## [WORK REQUIRED]
Skip the images and copy each record exactly as written.

Records excerpted from a collection
+ + + +

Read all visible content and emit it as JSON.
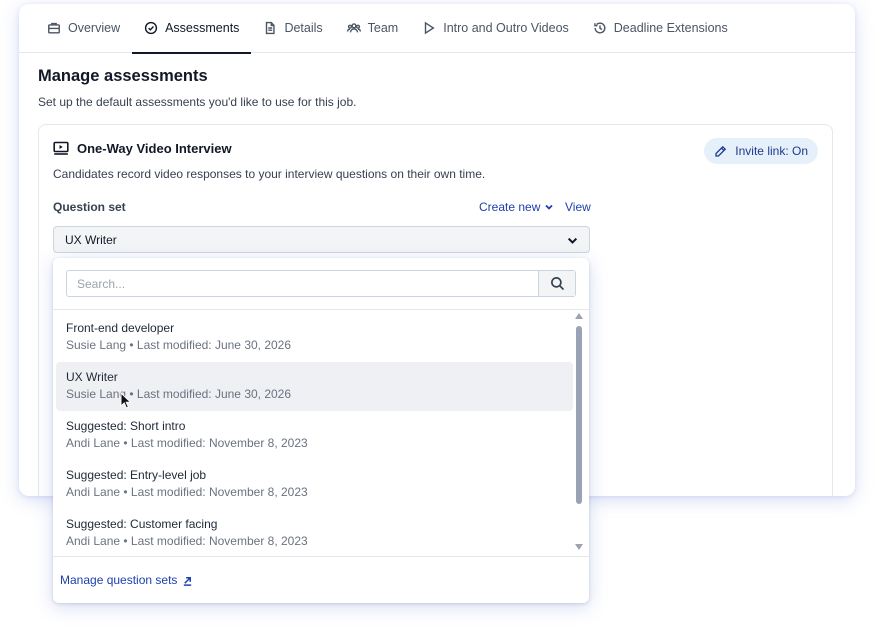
{
  "tabs": [
    {
      "label": "Overview",
      "icon": "briefcase-icon"
    },
    {
      "label": "Assessments",
      "icon": "check-circle-icon",
      "active": true
    },
    {
      "label": "Details",
      "icon": "document-icon"
    },
    {
      "label": "Team",
      "icon": "users-icon"
    },
    {
      "label": "Intro and Outro Videos",
      "icon": "play-icon"
    },
    {
      "label": "Deadline Extensions",
      "icon": "history-icon"
    }
  ],
  "page": {
    "title": "Manage assessments",
    "subtitle": "Set up the default assessments you'd like to use for this job."
  },
  "panel": {
    "title": "One-Way Video Interview",
    "invite_label": "Invite link: On",
    "description": "Candidates record video responses to your interview questions on their own time.",
    "question_set_label": "Question set",
    "create_new": "Create new",
    "view": "View",
    "selected": "UX Writer"
  },
  "dropdown": {
    "search_placeholder": "Search...",
    "items": [
      {
        "title": "Front-end developer",
        "meta": "Susie Lang • Last modified: June 30, 2026"
      },
      {
        "title": "UX Writer",
        "meta": "Susie Lang • Last modified: June 30, 2026"
      },
      {
        "title": "Suggested: Short intro",
        "meta": "Andi Lane • Last modified: November 8, 2023"
      },
      {
        "title": "Suggested: Entry-level job",
        "meta": "Andi Lane • Last modified: November 8, 2023"
      },
      {
        "title": "Suggested: Customer facing",
        "meta": "Andi Lane • Last modified: November 8, 2023"
      }
    ],
    "manage_label": "Manage question sets"
  },
  "colors": {
    "accent": "#1e40af",
    "invite_bg": "#e6f0fb",
    "hover_row": "#eef0f3"
  }
}
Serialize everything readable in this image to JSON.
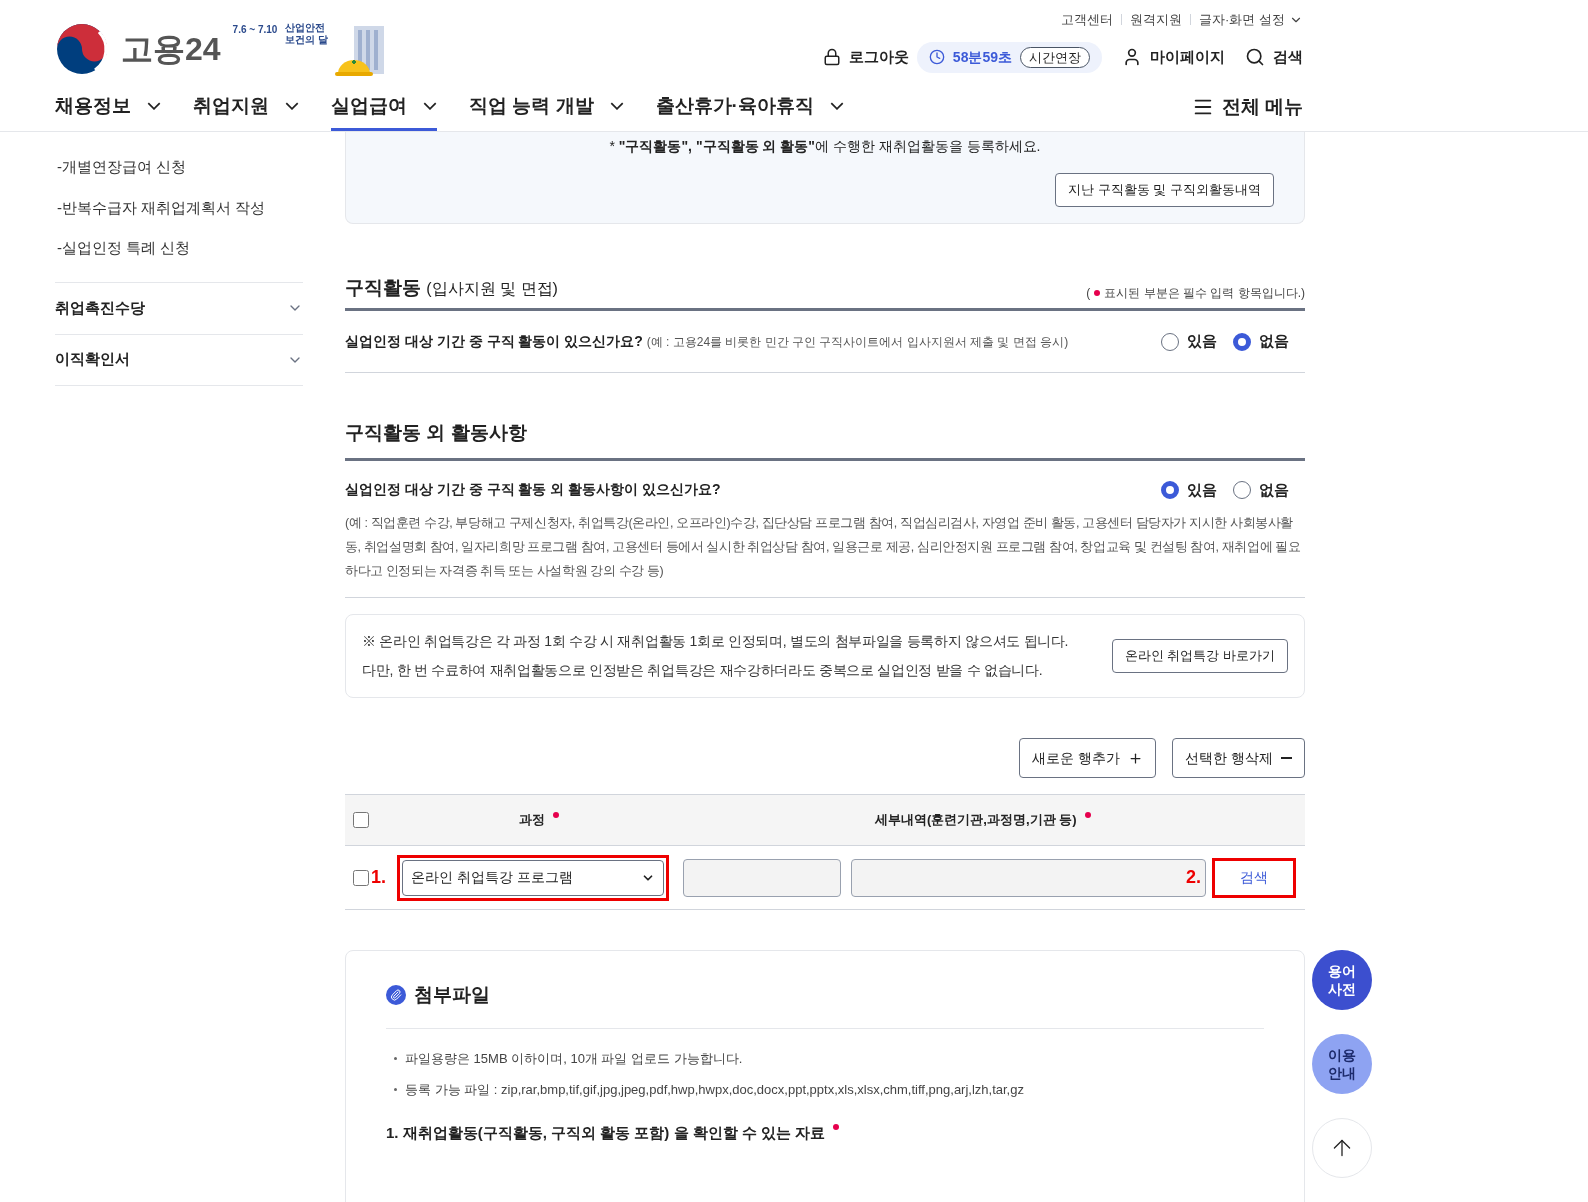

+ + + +

## [SOLUTION FOR THIS PROBLEM]
Read all visible content and emit it as JSON.
{
  "tabs": [
    {
      "label": "Overview",
      "icon": "briefcase-icon"
    },
    {
      "label": "Assessments",
      "icon": "check-circle-icon",
      "active": true
    },
    {
      "label": "Details",
      "icon": "document-icon"
    },
    {
      "label": "Team",
      "icon": "users-icon"
    },
    {
      "label": "Intro and Outro Videos",
      "icon": "play-icon"
    },
    {
      "label": "Deadline Extensions",
      "icon": "history-icon"
    }
  ],
  "page": {
    "title": "Manage assessments",
    "subtitle": "Set up the default assessments you'd like to use for this job."
  },
  "panel": {
    "title": "One-Way Video Interview",
    "invite_label": "Invite link: On",
    "description": "Candidates record video responses to your interview questions on their own time.",
    "question_set_label": "Question set",
    "create_new": "Create new",
    "view": "View",
    "selected": "UX Writer"
  },
  "dropdown": {
    "search_placeholder": "Search...",
    "items": [
      {
        "title": "Front-end developer",
        "meta": "Susie Lang • Last modified: June 30, 2026"
      },
      {
        "title": "UX Writer",
        "meta": "Susie Lang • Last modified: June 30, 2026"
      },
      {
        "title": "Suggested: Short intro",
        "meta": "Andi Lane • Last modified: November 8, 2023"
      },
      {
        "title": "Suggested: Entry-level job",
        "meta": "Andi Lane • Last modified: November 8, 2023"
      },
      {
        "title": "Suggested: Customer facing",
        "meta": "Andi Lane • Last modified: November 8, 2023"
      }
    ],
    "manage_label": "Manage question sets"
  },
  "colors": {
    "accent": "#1e40af",
    "invite_bg": "#e6f0fb",
    "hover_row": "#eef0f3"
  }
}
Serialize everything readable in this image to JSON.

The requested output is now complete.